[Excerpts from an interface dataset]
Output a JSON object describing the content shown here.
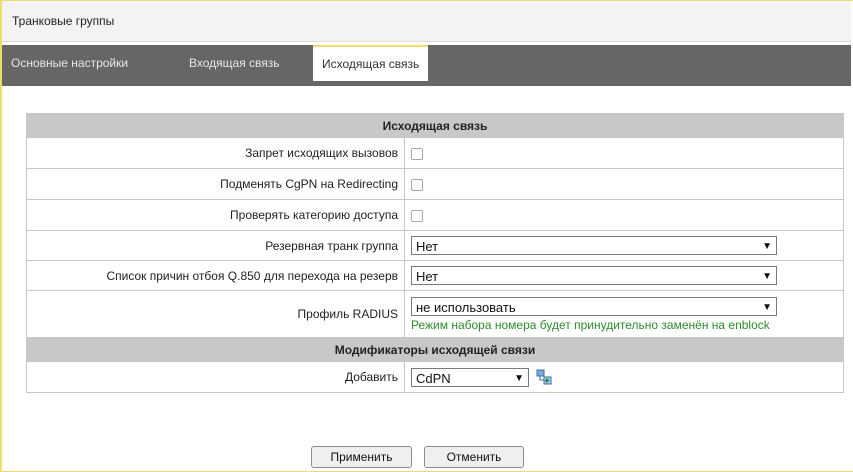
{
  "header": {
    "title": "Транковые группы"
  },
  "tabs": [
    {
      "label": "Основные настройки"
    },
    {
      "label": "Входящая связь"
    },
    {
      "label": "Исходящая связь"
    }
  ],
  "sections": {
    "outgoing": "Исходящая связь",
    "modifiers": "Модификаторы исходящей связи"
  },
  "rows": {
    "block_outgoing": {
      "label": "Запрет исходящих вызовов",
      "checked": false
    },
    "replace_cgpn": {
      "label": "Подменять CgPN на Redirecting",
      "checked": false
    },
    "check_category": {
      "label": "Проверять категорию доступа",
      "checked": false
    },
    "backup_trunk": {
      "label": "Резервная транк группа",
      "value": "Нет"
    },
    "q850_list": {
      "label": "Список причин отбоя Q.850 для перехода на резерв",
      "value": "Нет"
    },
    "radius_profile": {
      "label": "Профиль RADIUS",
      "value": "не использовать",
      "hint": "Режим набора номера будет принудительно заменён на enblock"
    },
    "add": {
      "label": "Добавить",
      "value": "CdPN"
    }
  },
  "buttons": {
    "apply": "Применить",
    "cancel": "Отменить"
  },
  "colors": {
    "accent": "#f0dc6e",
    "tabbar": "#666666",
    "section": "#c8c8c8",
    "hint": "#2e8b2e"
  },
  "icons": {
    "add": "add-modifier-icon",
    "dropdown": "dropdown-arrow-icon",
    "checkbox": "checkbox"
  }
}
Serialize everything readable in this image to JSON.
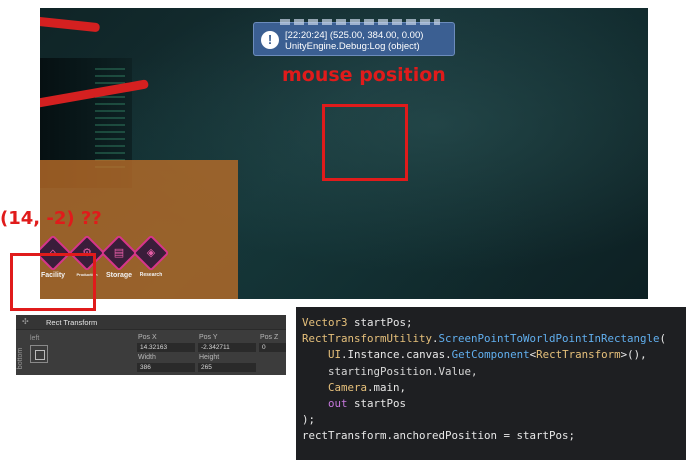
{
  "game_view": {
    "console": {
      "line1": "[22:20:24] (525.00, 384.00, 0.00)",
      "line2": "UnityEngine.Debug:Log (object)"
    },
    "hud": [
      {
        "label": "Facility",
        "icon": "factory-icon"
      },
      {
        "label": "Production",
        "icon": "production-icon"
      },
      {
        "label": "Storage",
        "icon": "storage-icon"
      },
      {
        "label": "Research",
        "icon": "research-icon"
      }
    ]
  },
  "annotations": {
    "mouse_label": "mouse position",
    "coord_label": "(14, -2) ??",
    "color": "#e01b1b"
  },
  "inspector": {
    "title": "Rect Transform",
    "anchor_left": "left",
    "anchor_bottom": "bottom",
    "pos_x_label": "Pos X",
    "pos_y_label": "Pos Y",
    "pos_z_label": "Pos Z",
    "pos_x": "14.32163",
    "pos_y": "-2.342711",
    "pos_z": "0",
    "width_label": "Width",
    "height_label": "Height",
    "width": "386",
    "height": "265"
  },
  "code": {
    "line1_type": "Vector3",
    "line1_rest": " startPos;",
    "line2_type": "RectTransformUtility",
    "line2_call": "ScreenPointToWorldPointInRectangle",
    "line3_a": "UI",
    "line3_b": "Instance",
    "line3_c": "canvas",
    "line3_call": "GetComponent",
    "line3_type": "RectTransform",
    "line4": "startingPosition.Value,",
    "line5_type": "Camera",
    "line5_rest": "main,",
    "line6_kw": "out",
    "line6_rest": " startPos",
    "line7": ");",
    "line8_a": "rectTransform",
    "line8_b": "anchoredPosition",
    "line8_c": " = startPos;"
  }
}
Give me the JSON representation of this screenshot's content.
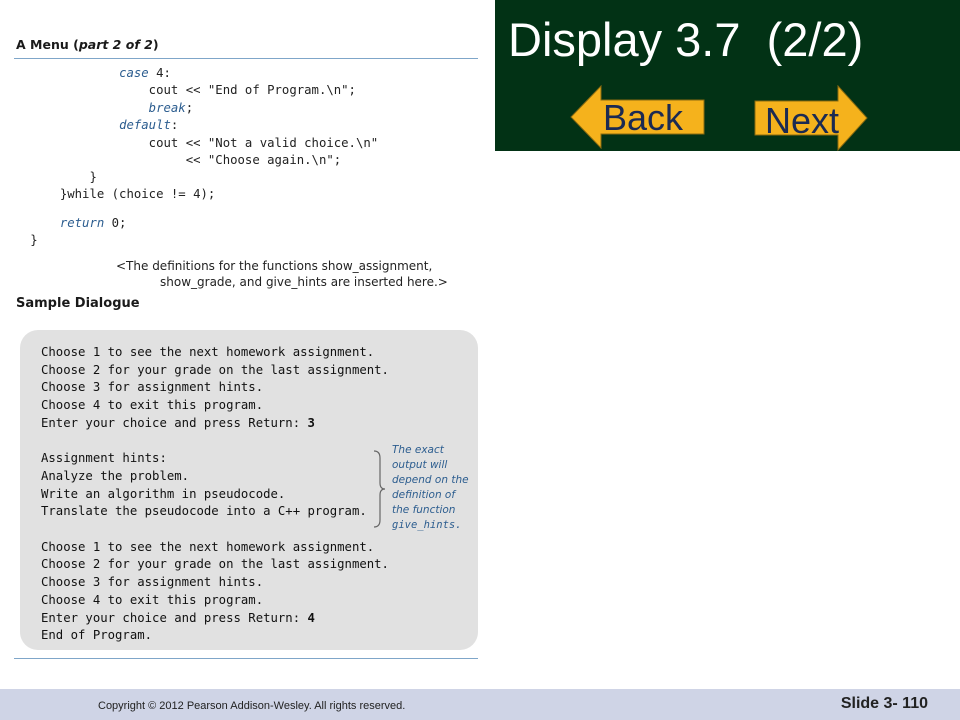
{
  "figure": {
    "title_prefix": "A Menu (",
    "title_italic": "part 2 of 2",
    "title_suffix": ")",
    "code_lines": [
      {
        "indent": "               ",
        "kw": "case",
        "rest": " 4:"
      },
      {
        "indent": "                   ",
        "kw": "",
        "rest": "cout << \"End of Program.\\n\";"
      },
      {
        "indent": "                   ",
        "kw": "break",
        "rest": ";"
      },
      {
        "indent": "               ",
        "kw": "default",
        "rest": ":"
      },
      {
        "indent": "                   ",
        "kw": "",
        "rest": "cout << \"Not a valid choice.\\n\""
      },
      {
        "indent": "                        ",
        "kw": "",
        "rest": "<< \"Choose again.\\n\";"
      },
      {
        "indent": "           ",
        "kw": "",
        "rest": "}"
      },
      {
        "indent": "       ",
        "kw": "",
        "rest": "}while (choice != 4);"
      },
      {
        "indent": "",
        "kw": "",
        "rest": ""
      },
      {
        "indent": "       ",
        "kw": "return",
        "rest": " 0;"
      },
      {
        "indent": "   ",
        "kw": "",
        "rest": "}"
      }
    ],
    "note_line1": "<The definitions for the functions show_assignment,",
    "note_line2": "show_grade, and give_hints are inserted here.>",
    "sample_title": "Sample Dialogue",
    "dialogue_lines": [
      {
        "text": "Choose 1 to see the next homework assignment.",
        "input": ""
      },
      {
        "text": "Choose 2 for your grade on the last assignment.",
        "input": ""
      },
      {
        "text": "Choose 3 for assignment hints.",
        "input": ""
      },
      {
        "text": "Choose 4 to exit this program.",
        "input": ""
      },
      {
        "text": "Enter your choice and press Return: ",
        "input": "3"
      },
      {
        "text": "",
        "input": ""
      },
      {
        "text": "Assignment hints:",
        "input": ""
      },
      {
        "text": "Analyze the problem.",
        "input": ""
      },
      {
        "text": "Write an algorithm in pseudocode.",
        "input": ""
      },
      {
        "text": "Translate the pseudocode into a C++ program.",
        "input": ""
      },
      {
        "text": "",
        "input": ""
      },
      {
        "text": "Choose 1 to see the next homework assignment.",
        "input": ""
      },
      {
        "text": "Choose 2 for your grade on the last assignment.",
        "input": ""
      },
      {
        "text": "Choose 3 for assignment hints.",
        "input": ""
      },
      {
        "text": "Choose 4 to exit this program.",
        "input": ""
      },
      {
        "text": "Enter your choice and press Return: ",
        "input": "4"
      },
      {
        "text": "End of Program.",
        "input": ""
      }
    ],
    "annotation_lines": [
      "The exact",
      "output will",
      "depend on the",
      "definition of",
      "the function"
    ],
    "annotation_func": "give_hints."
  },
  "slide": {
    "title": "Display 3.7  (2/2)",
    "back_label": "Back",
    "next_label": "Next"
  },
  "footer": {
    "copyright": "Copyright © 2012 Pearson Addison-Wesley.  All rights reserved.",
    "slide_number": "Slide 3- 110"
  },
  "colors": {
    "title_bg": "#023215",
    "nav_fill": "#f5b21c",
    "nav_text": "#1b2a52",
    "footer_bg": "#cfd4e6",
    "dialogue_bg": "#e1e1e1",
    "annotation": "#2c5d8f"
  }
}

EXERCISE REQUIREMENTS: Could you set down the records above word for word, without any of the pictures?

RESULT:
Output a JSON object describing the content shown here.
{
  "header": {
    "title": "Транковые группы"
  },
  "tabs": [
    {
      "label": "Основные настройки"
    },
    {
      "label": "Входящая связь"
    },
    {
      "label": "Исходящая связь"
    }
  ],
  "sections": {
    "outgoing": "Исходящая связь",
    "modifiers": "Модификаторы исходящей связи"
  },
  "rows": {
    "block_outgoing": {
      "label": "Запрет исходящих вызовов",
      "checked": false
    },
    "replace_cgpn": {
      "label": "Подменять CgPN на Redirecting",
      "checked": false
    },
    "check_category": {
      "label": "Проверять категорию доступа",
      "checked": false
    },
    "backup_trunk": {
      "label": "Резервная транк группа",
      "value": "Нет"
    },
    "q850_list": {
      "label": "Список причин отбоя Q.850 для перехода на резерв",
      "value": "Нет"
    },
    "radius_profile": {
      "label": "Профиль RADIUS",
      "value": "не использовать",
      "hint": "Режим набора номера будет принудительно заменён на enblock"
    },
    "add": {
      "label": "Добавить",
      "value": "CdPN"
    }
  },
  "buttons": {
    "apply": "Применить",
    "cancel": "Отменить"
  },
  "colors": {
    "accent": "#f0dc6e",
    "tabbar": "#666666",
    "section": "#c8c8c8",
    "hint": "#2e8b2e"
  },
  "icons": {
    "add": "add-modifier-icon",
    "dropdown": "dropdown-arrow-icon",
    "checkbox": "checkbox"
  }
}
Serialize everything readable in this image to JSON.
{
  "game_view": {
    "console": {
      "line1": "[22:20:24] (525.00, 384.00, 0.00)",
      "line2": "UnityEngine.Debug:Log (object)"
    },
    "hud": [
      {
        "label": "Facility",
        "icon": "factory-icon"
      },
      {
        "label": "Production",
        "icon": "production-icon"
      },
      {
        "label": "Storage",
        "icon": "storage-icon"
      },
      {
        "label": "Research",
        "icon": "research-icon"
      }
    ]
  },
  "annotations": {
    "mouse_label": "mouse position",
    "coord_label": "(14, -2) ??",
    "color": "#e01b1b"
  },
  "inspector": {
    "title": "Rect Transform",
    "anchor_left": "left",
    "anchor_bottom": "bottom",
    "pos_x_label": "Pos X",
    "pos_y_label": "Pos Y",
    "pos_z_label": "Pos Z",
    "pos_x": "14.32163",
    "pos_y": "-2.342711",
    "pos_z": "0",
    "width_label": "Width",
    "height_label": "Height",
    "width": "386",
    "height": "265"
  },
  "code": {
    "line1_type": "Vector3",
    "line1_rest": " startPos;",
    "line2_type": "RectTransformUtility",
    "line2_call": "ScreenPointToWorldPointInRectangle",
    "line3_a": "UI",
    "line3_b": "Instance",
    "line3_c": "canvas",
    "line3_call": "GetComponent",
    "line3_type": "RectTransform",
    "line4": "startingPosition.Value,",
    "line5_type": "Camera",
    "line5_rest": "main,",
    "line6_kw": "out",
    "line6_rest": " startPos",
    "line7": ");",
    "line8_a": "rectTransform",
    "line8_b": "anchoredPosition",
    "line8_c": " = startPos;"
  }
}
Give me the JSON representation of this screenshot's content.
{
  "figure": {
    "title_prefix": "A Menu (",
    "title_italic": "part 2 of 2",
    "title_suffix": ")",
    "code_lines": [
      {
        "indent": "               ",
        "kw": "case",
        "rest": " 4:"
      },
      {
        "indent": "                   ",
        "kw": "",
        "rest": "cout << \"End of Program.\\n\";"
      },
      {
        "indent": "                   ",
        "kw": "break",
        "rest": ";"
      },
      {
        "indent": "               ",
        "kw": "default",
        "rest": ":"
      },
      {
        "indent": "                   ",
        "kw": "",
        "rest": "cout << \"Not a valid choice.\\n\""
      },
      {
        "indent": "                        ",
        "kw": "",
        "rest": "<< \"Choose again.\\n\";"
      },
      {
        "indent": "           ",
        "kw": "",
        "rest": "}"
      },
      {
        "indent": "       ",
        "kw": "",
        "rest": "}while (choice != 4);"
      },
      {
        "indent": "",
        "kw": "",
        "rest": ""
      },
      {
        "indent": "       ",
        "kw": "return",
        "rest": " 0;"
      },
      {
        "indent": "   ",
        "kw": "",
        "rest": "}"
      }
    ],
    "note_line1": "<The definitions for the functions show_assignment,",
    "note_line2": "show_grade, and give_hints are inserted here.>",
    "sample_title": "Sample Dialogue",
    "dialogue_lines": [
      {
        "text": "Choose 1 to see the next homework assignment.",
        "input": ""
      },
      {
        "text": "Choose 2 for your grade on the last assignment.",
        "input": ""
      },
      {
        "text": "Choose 3 for assignment hints.",
        "input": ""
      },
      {
        "text": "Choose 4 to exit this program.",
        "input": ""
      },
      {
        "text": "Enter your choice and press Return: ",
        "input": "3"
      },
      {
        "text": "",
        "input": ""
      },
      {
        "text": "Assignment hints:",
        "input": ""
      },
      {
        "text": "Analyze the problem.",
        "input": ""
      },
      {
        "text": "Write an algorithm in pseudocode.",
        "input": ""
      },
      {
        "text": "Translate the pseudocode into a C++ program.",
        "input": ""
      },
      {
        "text": "",
        "input": ""
      },
      {
        "text": "Choose 1 to see the next homework assignment.",
        "input": ""
      },
      {
        "text": "Choose 2 for your grade on the last assignment.",
        "input": ""
      },
      {
        "text": "Choose 3 for assignment hints.",
        "input": ""
      },
      {
        "text": "Choose 4 to exit this program.",
        "input": ""
      },
      {
        "text": "Enter your choice and press Return: ",
        "input": "4"
      },
      {
        "text": "End of Program.",
        "input": ""
      }
    ],
    "annotation_lines": [
      "The exact",
      "output will",
      "depend on the",
      "definition of",
      "the function"
    ],
    "annotation_func": "give_hints."
  },
  "slide": {
    "title": "Display 3.7  (2/2)",
    "back_label": "Back",
    "next_label": "Next"
  },
  "footer": {
    "copyright": "Copyright © 2012 Pearson Addison-Wesley.  All rights reserved.",
    "slide_number": "Slide 3- 110"
  },
  "colors": {
    "title_bg": "#023215",
    "nav_fill": "#f5b21c",
    "nav_text": "#1b2a52",
    "footer_bg": "#cfd4e6",
    "dialogue_bg": "#e1e1e1",
    "annotation": "#2c5d8f"
  }
}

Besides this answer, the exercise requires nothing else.